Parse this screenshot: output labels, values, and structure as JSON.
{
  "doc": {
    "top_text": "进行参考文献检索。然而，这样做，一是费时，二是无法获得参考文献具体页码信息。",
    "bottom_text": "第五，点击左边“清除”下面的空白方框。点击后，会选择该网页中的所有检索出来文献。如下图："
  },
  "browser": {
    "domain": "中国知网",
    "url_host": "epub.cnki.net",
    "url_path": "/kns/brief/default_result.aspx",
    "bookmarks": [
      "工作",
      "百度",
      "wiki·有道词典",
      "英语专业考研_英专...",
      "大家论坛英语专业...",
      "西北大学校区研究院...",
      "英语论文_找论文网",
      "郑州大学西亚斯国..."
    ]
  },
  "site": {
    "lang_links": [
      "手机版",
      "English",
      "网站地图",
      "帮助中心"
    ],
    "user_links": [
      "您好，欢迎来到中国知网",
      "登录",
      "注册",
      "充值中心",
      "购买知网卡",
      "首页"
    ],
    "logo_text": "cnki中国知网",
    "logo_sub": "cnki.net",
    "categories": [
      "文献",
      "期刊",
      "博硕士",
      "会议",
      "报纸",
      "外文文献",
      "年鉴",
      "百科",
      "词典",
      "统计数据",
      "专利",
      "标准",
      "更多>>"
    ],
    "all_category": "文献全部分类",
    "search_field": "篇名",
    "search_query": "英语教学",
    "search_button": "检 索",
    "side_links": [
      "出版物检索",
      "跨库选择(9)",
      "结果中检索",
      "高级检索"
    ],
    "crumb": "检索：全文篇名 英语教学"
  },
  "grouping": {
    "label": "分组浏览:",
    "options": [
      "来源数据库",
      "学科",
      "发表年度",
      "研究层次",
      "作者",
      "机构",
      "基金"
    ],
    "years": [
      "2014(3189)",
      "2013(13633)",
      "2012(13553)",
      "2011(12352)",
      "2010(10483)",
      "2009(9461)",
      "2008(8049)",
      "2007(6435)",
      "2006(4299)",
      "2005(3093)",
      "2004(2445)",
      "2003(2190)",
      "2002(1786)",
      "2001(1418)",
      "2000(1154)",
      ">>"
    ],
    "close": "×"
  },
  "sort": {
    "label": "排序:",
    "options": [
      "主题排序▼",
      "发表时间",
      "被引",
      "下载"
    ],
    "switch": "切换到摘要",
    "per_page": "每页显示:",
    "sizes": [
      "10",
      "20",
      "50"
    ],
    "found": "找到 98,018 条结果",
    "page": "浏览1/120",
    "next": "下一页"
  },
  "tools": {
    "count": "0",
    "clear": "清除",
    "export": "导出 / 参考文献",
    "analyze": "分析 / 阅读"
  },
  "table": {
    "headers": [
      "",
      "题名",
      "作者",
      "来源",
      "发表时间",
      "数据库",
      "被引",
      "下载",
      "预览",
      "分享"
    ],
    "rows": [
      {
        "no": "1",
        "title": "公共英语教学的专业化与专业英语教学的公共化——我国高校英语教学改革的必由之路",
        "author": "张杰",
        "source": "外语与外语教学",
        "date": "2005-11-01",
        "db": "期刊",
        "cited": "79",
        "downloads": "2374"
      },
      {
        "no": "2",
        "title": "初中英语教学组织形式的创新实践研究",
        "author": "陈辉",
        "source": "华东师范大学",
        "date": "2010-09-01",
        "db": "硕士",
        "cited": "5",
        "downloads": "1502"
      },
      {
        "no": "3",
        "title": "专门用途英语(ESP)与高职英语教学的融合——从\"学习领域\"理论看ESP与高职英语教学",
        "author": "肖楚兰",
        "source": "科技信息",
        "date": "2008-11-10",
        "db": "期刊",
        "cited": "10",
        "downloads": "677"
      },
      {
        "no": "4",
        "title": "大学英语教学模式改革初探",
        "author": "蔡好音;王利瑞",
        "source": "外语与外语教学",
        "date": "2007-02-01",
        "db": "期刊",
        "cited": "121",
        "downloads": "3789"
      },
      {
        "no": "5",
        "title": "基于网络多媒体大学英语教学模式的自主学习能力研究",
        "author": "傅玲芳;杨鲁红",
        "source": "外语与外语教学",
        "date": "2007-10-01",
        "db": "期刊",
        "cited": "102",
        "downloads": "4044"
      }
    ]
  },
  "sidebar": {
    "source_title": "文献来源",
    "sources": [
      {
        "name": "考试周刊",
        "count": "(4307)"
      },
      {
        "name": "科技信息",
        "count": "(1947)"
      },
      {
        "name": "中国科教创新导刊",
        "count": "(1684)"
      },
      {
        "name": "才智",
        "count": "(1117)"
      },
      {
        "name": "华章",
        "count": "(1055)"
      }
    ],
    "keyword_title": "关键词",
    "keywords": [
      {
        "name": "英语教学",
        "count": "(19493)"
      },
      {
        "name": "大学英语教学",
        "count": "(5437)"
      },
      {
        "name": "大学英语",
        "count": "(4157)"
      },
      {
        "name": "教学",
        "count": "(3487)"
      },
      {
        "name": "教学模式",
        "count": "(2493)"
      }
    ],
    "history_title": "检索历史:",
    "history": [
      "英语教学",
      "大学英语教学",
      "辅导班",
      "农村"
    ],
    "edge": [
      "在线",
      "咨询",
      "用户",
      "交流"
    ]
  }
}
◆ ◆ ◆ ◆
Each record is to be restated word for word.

Parse this screenshot: output labels, values, and structure as JSON.
{
  "doc": {
    "top_text": "进行参考文献检索。然而，这样做，一是费时，二是无法获得参考文献具体页码信息。",
    "bottom_text": "第五，点击左边“清除”下面的空白方框。点击后，会选择该网页中的所有检索出来文献。如下图："
  },
  "browser": {
    "domain": "中国知网",
    "url_host": "epub.cnki.net",
    "url_path": "/kns/brief/default_result.aspx",
    "bookmarks": [
      "工作",
      "百度",
      "wiki·有道词典",
      "英语专业考研_英专...",
      "大家论坛英语专业...",
      "西北大学校区研究院...",
      "英语论文_找论文网",
      "郑州大学西亚斯国..."
    ]
  },
  "site": {
    "lang_links": [
      "手机版",
      "English",
      "网站地图",
      "帮助中心"
    ],
    "user_links": [
      "您好，欢迎来到中国知网",
      "登录",
      "注册",
      "充值中心",
      "购买知网卡",
      "首页"
    ],
    "logo_text": "cnki中国知网",
    "logo_sub": "cnki.net",
    "categories": [
      "文献",
      "期刊",
      "博硕士",
      "会议",
      "报纸",
      "外文文献",
      "年鉴",
      "百科",
      "词典",
      "统计数据",
      "专利",
      "标准",
      "更多>>"
    ],
    "all_category": "文献全部分类",
    "search_field": "篇名",
    "search_query": "英语教学",
    "search_button": "检 索",
    "side_links": [
      "出版物检索",
      "跨库选择(9)",
      "结果中检索",
      "高级检索"
    ],
    "crumb": "检索：全文篇名 英语教学"
  },
  "grouping": {
    "label": "分组浏览:",
    "options": [
      "来源数据库",
      "学科",
      "发表年度",
      "研究层次",
      "作者",
      "机构",
      "基金"
    ],
    "years": [
      "2014(3189)",
      "2013(13633)",
      "2012(13553)",
      "2011(12352)",
      "2010(10483)",
      "2009(9461)",
      "2008(8049)",
      "2007(6435)",
      "2006(4299)",
      "2005(3093)",
      "2004(2445)",
      "2003(2190)",
      "2002(1786)",
      "2001(1418)",
      "2000(1154)",
      ">>"
    ],
    "close": "×"
  },
  "sort": {
    "label": "排序:",
    "options": [
      "主题排序▼",
      "发表时间",
      "被引",
      "下载"
    ],
    "switch": "切换到摘要",
    "per_page": "每页显示:",
    "sizes": [
      "10",
      "20",
      "50"
    ],
    "found": "找到 98,018 条结果",
    "page": "浏览1/120",
    "next": "下一页"
  },
  "tools": {
    "count": "0",
    "clear": "清除",
    "export": "导出 / 参考文献",
    "analyze": "分析 / 阅读"
  },
  "table": {
    "headers": [
      "",
      "题名",
      "作者",
      "来源",
      "发表时间",
      "数据库",
      "被引",
      "下载",
      "预览",
      "分享"
    ],
    "rows": [
      {
        "no": "1",
        "title": "公共英语教学的专业化与专业英语教学的公共化——我国高校英语教学改革的必由之路",
        "author": "张杰",
        "source": "外语与外语教学",
        "date": "2005-11-01",
        "db": "期刊",
        "cited": "79",
        "downloads": "2374"
      },
      {
        "no": "2",
        "title": "初中英语教学组织形式的创新实践研究",
        "author": "陈辉",
        "source": "华东师范大学",
        "date": "2010-09-01",
        "db": "硕士",
        "cited": "5",
        "downloads": "1502"
      },
      {
        "no": "3",
        "title": "专门用途英语(ESP)与高职英语教学的融合——从\"学习领域\"理论看ESP与高职英语教学",
        "author": "肖楚兰",
        "source": "科技信息",
        "date": "2008-11-10",
        "db": "期刊",
        "cited": "10",
        "downloads": "677"
      },
      {
        "no": "4",
        "title": "大学英语教学模式改革初探",
        "author": "蔡好音;王利瑞",
        "source": "外语与外语教学",
        "date": "2007-02-01",
        "db": "期刊",
        "cited": "121",
        "downloads": "3789"
      },
      {
        "no": "5",
        "title": "基于网络多媒体大学英语教学模式的自主学习能力研究",
        "author": "傅玲芳;杨鲁红",
        "source": "外语与外语教学",
        "date": "2007-10-01",
        "db": "期刊",
        "cited": "102",
        "downloads": "4044"
      }
    ]
  },
  "sidebar": {
    "source_title": "文献来源",
    "sources": [
      {
        "name": "考试周刊",
        "count": "(4307)"
      },
      {
        "name": "科技信息",
        "count": "(1947)"
      },
      {
        "name": "中国科教创新导刊",
        "count": "(1684)"
      },
      {
        "name": "才智",
        "count": "(1117)"
      },
      {
        "name": "华章",
        "count": "(1055)"
      }
    ],
    "keyword_title": "关键词",
    "keywords": [
      {
        "name": "英语教学",
        "count": "(19493)"
      },
      {
        "name": "大学英语教学",
        "count": "(5437)"
      },
      {
        "name": "大学英语",
        "count": "(4157)"
      },
      {
        "name": "教学",
        "count": "(3487)"
      },
      {
        "name": "教学模式",
        "count": "(2493)"
      }
    ],
    "history_title": "检索历史:",
    "history": [
      "英语教学",
      "大学英语教学",
      "辅导班",
      "农村"
    ],
    "edge": [
      "在线",
      "咨询",
      "用户",
      "交流"
    ]
  }
}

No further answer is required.